Today, nonwithstanding Sanger’s views on abortion, respondent Planned Parenthood promotes both birth control and abortion as ‘reproductive health services’ that can be used for family planning. And with today’s prenatal screening tests and other technologies, abortion can easily be used to eliminate children with unwanted characteristics.

“Indiana’s Legislature, on the 100th anniversary of its 1907 sterilization law, adopted a concurrent resolution formally ‘express[ing] its regret over Indiana’s role in the eugenics movement in this country and the injustices done under eugenic laws.’ Recognizing that laws implementing eugenic goals ‘targeted the most vulnerable among us, including the poor and racial minorities, … for the claimed purpose of public health and the good of the people,’ the General Assembly ‘urge[d] the citizens of Indiana to become familiar with the history of the eugenics movement’ and ‘repudiate the many laws passed in the name of eugenics and reject any such laws in the future.’
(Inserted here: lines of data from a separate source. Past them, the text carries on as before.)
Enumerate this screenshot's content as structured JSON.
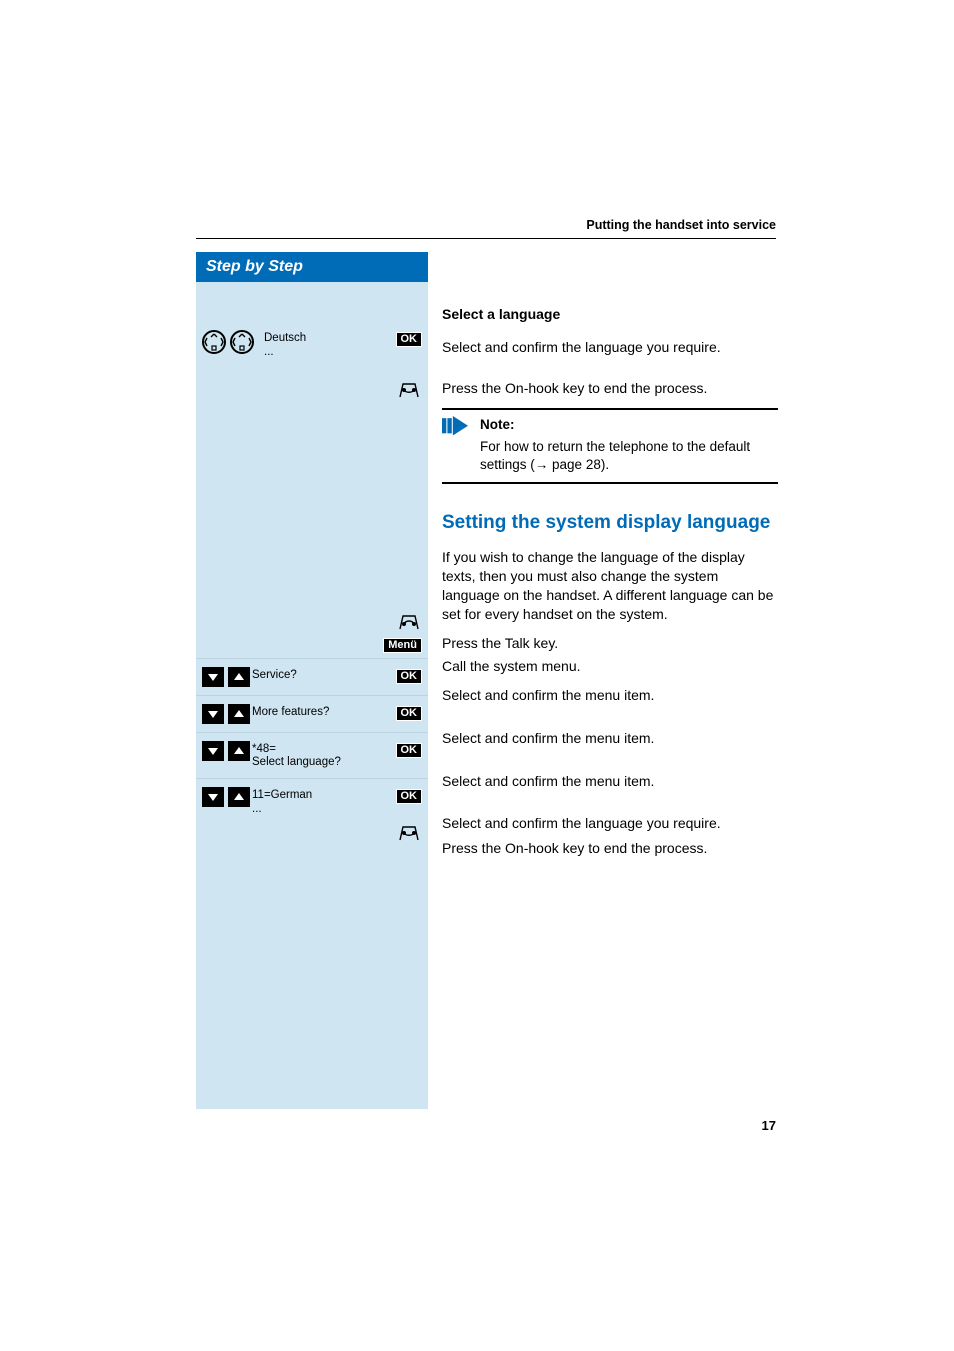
{
  "running_header": "Putting the handset into service",
  "sidebar_title": "Step by Step",
  "subheading_a": "Select a language",
  "steps": {
    "deutsch_label": "Deutsch\n...",
    "ok_label": "OK",
    "menu_label": "Menü",
    "service_label": "Service?",
    "more_features_label": "More features?",
    "code48_line1": "*48=",
    "code48_line2": "Select language?",
    "german_label": "11=German\n..."
  },
  "right_texts": {
    "select_confirm_lang": "Select and confirm the language you require.",
    "press_onhook": "Press the On-hook key to end the process.",
    "note_title": "Note:",
    "note_body_a": "For how to return the telephone to the default settings (",
    "note_body_arrow": "→",
    "note_body_b": " page 28).",
    "section_heading": "Setting the system display language",
    "section_intro": "If you wish to change the language of the display texts, then you must also change the system language on the handset. A different language can be set for every handset on the system.",
    "press_talk": "Press the Talk key.",
    "call_system_menu": "Call the system menu.",
    "select_confirm_menu": "Select and confirm the menu item."
  },
  "page_number": "17"
}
“In March 2016, the Indiana Legislature passed by wide margins the Sex-Selective and Disability Abortion Ban at issue here. Respondent Planned Parenthood promptly filed a lawsuit to block the law from going into effect, arguing that the Constitution categorically protects a woman’s right to abort her child based solely on the child’s race, sex, or disability. The District Court agreed, granting a preliminary injunction on the eve of the law’s effective date, followed by a permanent injunction. A panel of the Seventh Circuit affirmed. …

“Enshrining a constitutional right to an abortion based solely on race, sex, or disability of an unborn child, as Planned Parenthood advocates, would constitutionalize the vies of the 20th-century eugenics movement. In other contexts, the [U.S. Supreme] Court has been zealous in vindicating the rights of people even potentially subjected to race, sex, and disability discrimination. … Although the Court declines to wade into these issues today, we cannot avoid them forever. Having created the constitutional right to an abortion, this Court is dutybound to address its scope. In that regard, it is easy to understand why the District Court and the Seventh Circuit looked to Casey to resolve a question it did not address. Where else could they turn? The Constitution itself is silent on abortion.”

I want to highlight something from a footnote from Justice Ginsburg in Box v. Planned Parenthood, because it’s something that will only look worse with time. In responding to Justice Thomas’s concurrence, Justice Ginsburg asserts that pregnant women who choose to abort their children are not mothers: “a woman who exercises her constitutionally protected right to terminate a pregnancy is not a ‘mother’”. While this might be causally accurate—in the sense that women whose children have died are no longer mothers—it’s neither intellectually nor scientifically coherent. Despite his rejection of her, Steve Jobs was the father of his daughter Lisa from the very first moment of her existence—and it’s no different for mothers, despite Justice Ginsburg’s tortured philosophy.